──────── DATA ────────

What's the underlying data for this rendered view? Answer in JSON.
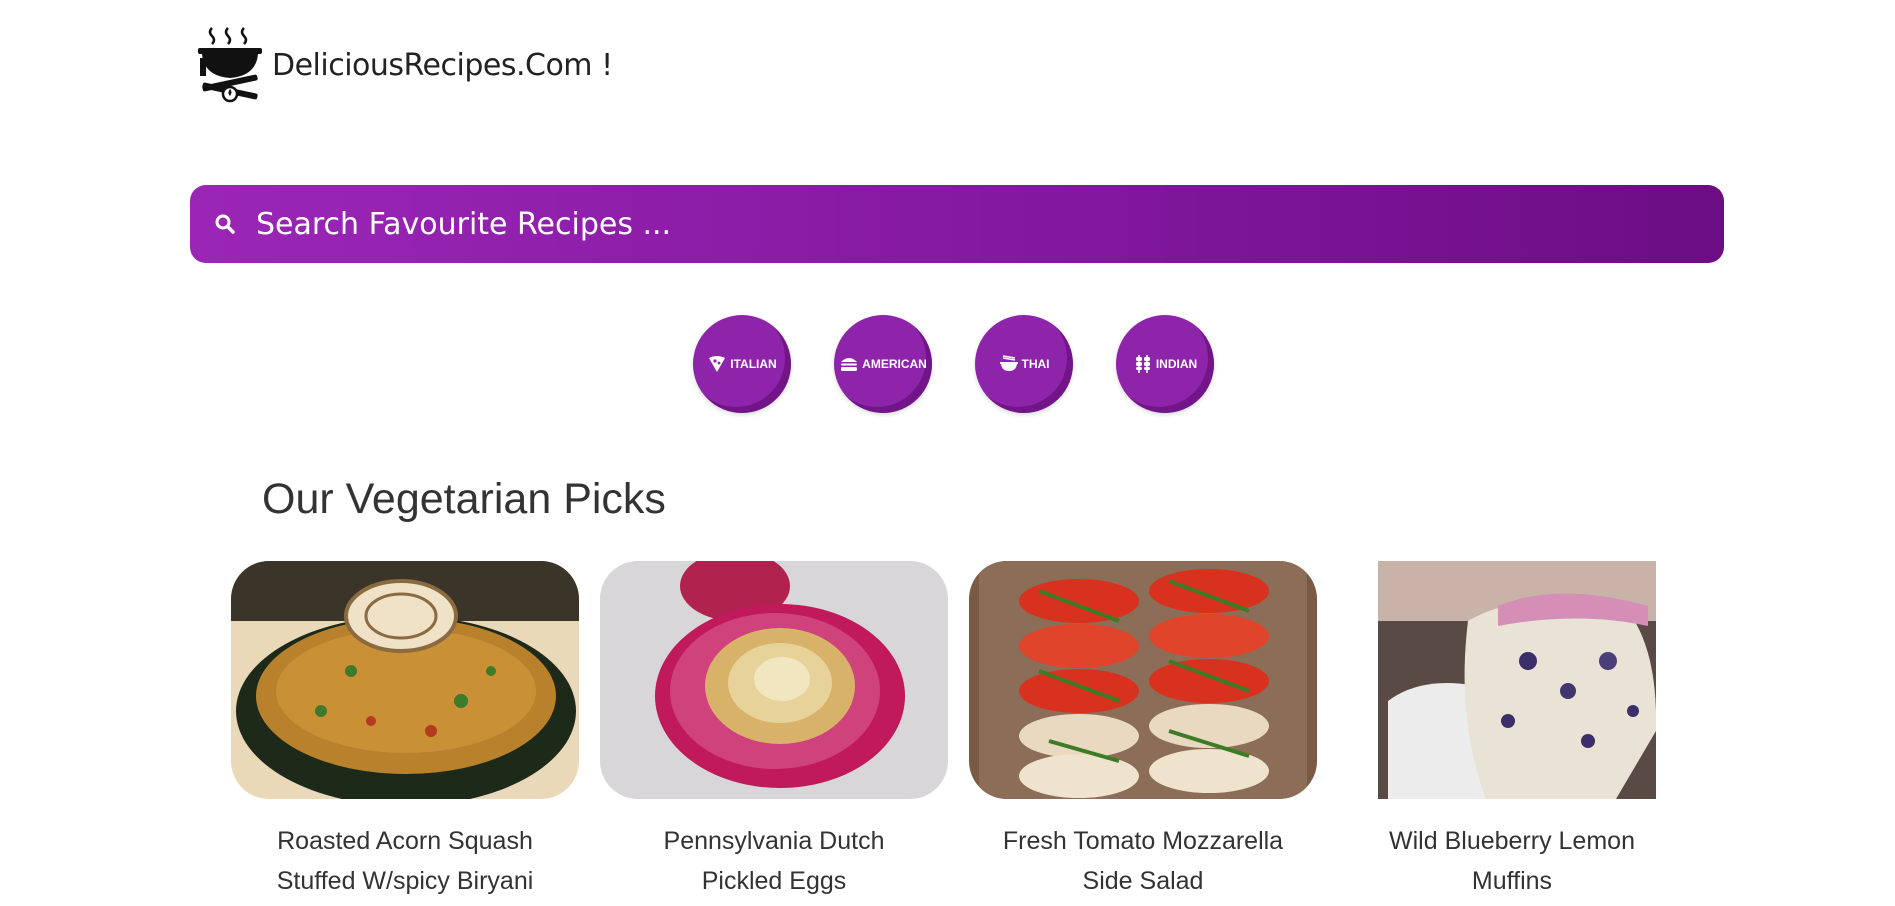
{
  "brand": {
    "name": "DeliciousRecipes.Com !",
    "logo_icon": "cooking-pot-fire-icon"
  },
  "search": {
    "placeholder": "Search Favourite Recipes ...",
    "value": "",
    "icon": "search-icon"
  },
  "categories": [
    {
      "label": "ITALIAN",
      "icon": "pizza-slice-icon"
    },
    {
      "label": "AMERICAN",
      "icon": "burger-icon"
    },
    {
      "label": "THAI",
      "icon": "noodle-bowl-icon"
    },
    {
      "label": "INDIAN",
      "icon": "kebab-skewer-icon"
    }
  ],
  "section": {
    "title": "Our Vegetarian Picks"
  },
  "recipes": [
    {
      "title": "Roasted Acorn Squash Stuffed W/spicy Biryani",
      "image": "stuffed-acorn-squash-photo"
    },
    {
      "title": "Pennsylvania Dutch Pickled Eggs",
      "image": "pickled-egg-photo"
    },
    {
      "title": "Fresh Tomato Mozzarella Side Salad",
      "image": "tomato-mozzarella-salad-photo"
    },
    {
      "title": "Wild Blueberry Lemon Muffins",
      "image": "blueberry-muffin-photo"
    }
  ],
  "colors": {
    "accent": "#8e24aa",
    "accent_dark": "#6c0d84",
    "text": "#333333"
  }
}
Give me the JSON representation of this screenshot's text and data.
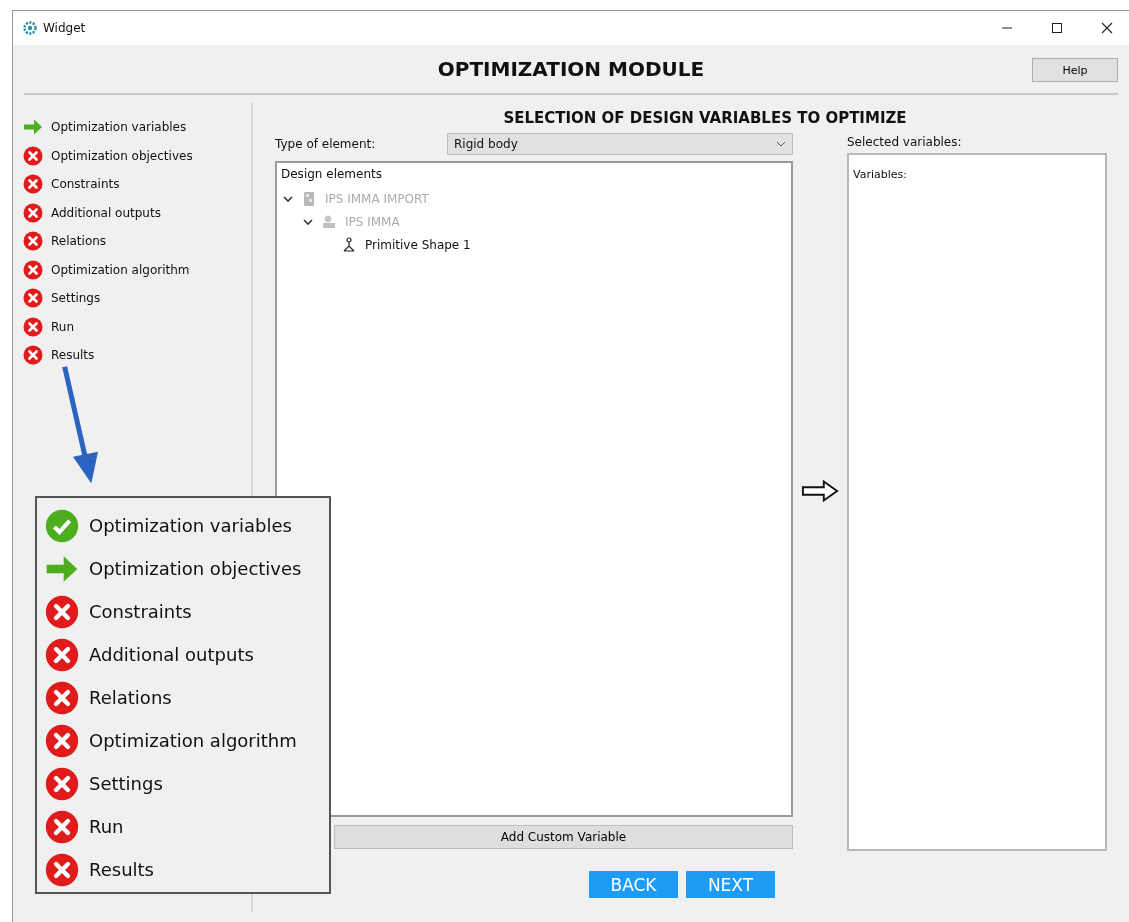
{
  "window": {
    "title": "Widget"
  },
  "header": {
    "title": "OPTIMIZATION MODULE",
    "help_button": "Help"
  },
  "sidebar": {
    "steps": [
      {
        "label": "Optimization variables",
        "kind": "current"
      },
      {
        "label": "Optimization objectives",
        "kind": "error"
      },
      {
        "label": "Constraints",
        "kind": "error"
      },
      {
        "label": "Additional outputs",
        "kind": "error"
      },
      {
        "label": "Relations",
        "kind": "error"
      },
      {
        "label": "Optimization algorithm",
        "kind": "error"
      },
      {
        "label": "Settings",
        "kind": "error"
      },
      {
        "label": "Run",
        "kind": "error"
      },
      {
        "label": "Results",
        "kind": "error"
      }
    ]
  },
  "main": {
    "heading": "SELECTION OF DESIGN VARIABLES TO OPTIMIZE",
    "type_label": "Type of element:",
    "type_value": "Rigid body",
    "tree": {
      "title": "Design elements",
      "items": [
        {
          "label": "IPS IMMA IMPORT",
          "kind": "assembly",
          "disabled": true,
          "expanded": true,
          "children": [
            {
              "label": "IPS IMMA",
              "kind": "group",
              "disabled": true,
              "expanded": true,
              "children": [
                {
                  "label": "Primitive Shape 1",
                  "kind": "shape",
                  "disabled": false
                }
              ]
            }
          ]
        }
      ]
    },
    "add_button": "Add Custom Variable",
    "selected_label": "Selected variables:",
    "selected_box_title": "Variables:",
    "back_button": "BACK",
    "next_button": "NEXT"
  },
  "zoom_inset": {
    "steps": [
      {
        "label": "Optimization variables",
        "kind": "done"
      },
      {
        "label": "Optimization objectives",
        "kind": "current"
      },
      {
        "label": "Constraints",
        "kind": "error"
      },
      {
        "label": "Additional outputs",
        "kind": "error"
      },
      {
        "label": "Relations",
        "kind": "error"
      },
      {
        "label": "Optimization algorithm",
        "kind": "error"
      },
      {
        "label": "Settings",
        "kind": "error"
      },
      {
        "label": "Run",
        "kind": "error"
      },
      {
        "label": "Results",
        "kind": "error"
      }
    ]
  }
}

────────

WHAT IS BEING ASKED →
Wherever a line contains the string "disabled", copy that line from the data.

TASK SOLUTION →
          "disabled": true,
              "disabled": true,
                  "disabled": false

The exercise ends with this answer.